Wounded came in afternoon. Such nice men – mostly Canadians.

Diary of Florence Vansittart Neale of Bisham Abbey (D/EX73/3/17/8)

17 men from Cliveden

A group of wounded soldiers came over from Cliveden for an afternoon at Bisham Abbey.

9 October 1916
Had 17 men from the Cliveden Hospital headed by a Presbyterian Canadian chaplain. They saw all over the house, then had a substantial tea, & then we walked round garden, farm & Grange. Left before bed.

Diary of Florence Vansittart Neale of Bisham Abbey (D/EX73/3/17/8)

10 beds for surgical cases, none for convalescents

Maidenhead Cottage Hospital offered ten beds for the use of wounded soldiers requiring operations.

14th April 1916

Letter to War Office offering 10 beds to surgical cases of wounded soldiers. Proposed by Capt Pretyman seconded by Capt Metcalfe that a letter be written to the Secretary of State for War bringing to his notice the offer made by the Governors in their letter of Sept 3rd 1914, of ten beds for surgical cases & pointing out the impossibility of taking convalescents as there was no accommodation for same, also that a copy of same be sent to the Officer commanding the Duchess of Cornwall’s Convalescent Hospital at Cleavden [sic].

Maidenhead Cottage Hospital governors minutes (D/H1/1/2)

No accommodation for convalescent cases

A small Maidenhead hospital was unable to accept convalescent wounded soldiers.

10th March 1916

Letter from Col. Gonell at Cliveden. The Sec. was instructed to write to Col. Gonell explaining that the Board had offered the ten beds at the commencement of the war for surgical cases only & that there was no accommodation at the hospital for convalescent cases.

Maidenhead Cottage Hospital governors’ minutes (D/H1/1/2)

15 beds available at Bisham

Florence Vansittart Neale was ready to reopen Bisham Abbey as a hospital.


1 January 1916

Colonel Covell, 5th Command Medical Officer, living at Cliveden, to lunch.
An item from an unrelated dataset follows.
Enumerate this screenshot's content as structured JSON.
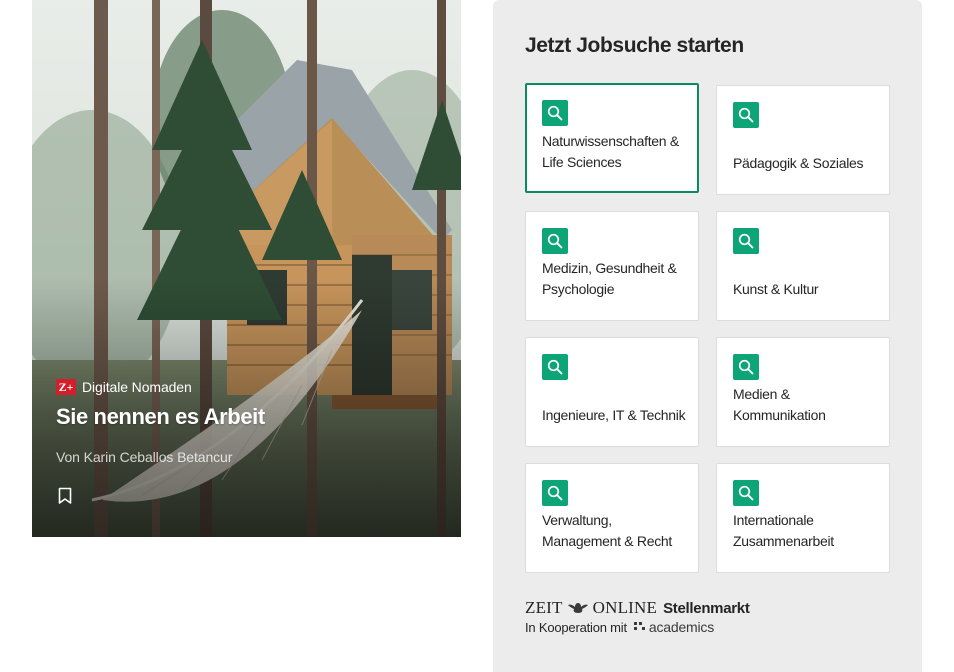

Talk over opening hospital. Agreed to have 15 beds if wanted.

Diary of Florence Vansittart Neale (D/EX73/3/17/8)

Not a good enough sailor to nurse on a hospital ship

Elizabeth “Bubbles” Vansittart Neale wanted to nurse on a hopital ship, but unfortunately she was prone to seasickness. Meanwhile her parents were hosting a day out for some wounded soldiers recuperating at Cliveden.

8 December 1915

Bubs came to discuss going on Hospital ship. She not good enough sailor – so refused….

Sent motor to Cliveden for 5 wounded. Drive first, came here about 3.30. Showed them some of the rooms, then tea in hall. Smoke with Harding after. Very nice men. 2 Canadians, 1 NZ, 2 English – a Sheffield man most difficult to understand.

Diary of Florence Vansittart Neale (D/EX73/3/17/8)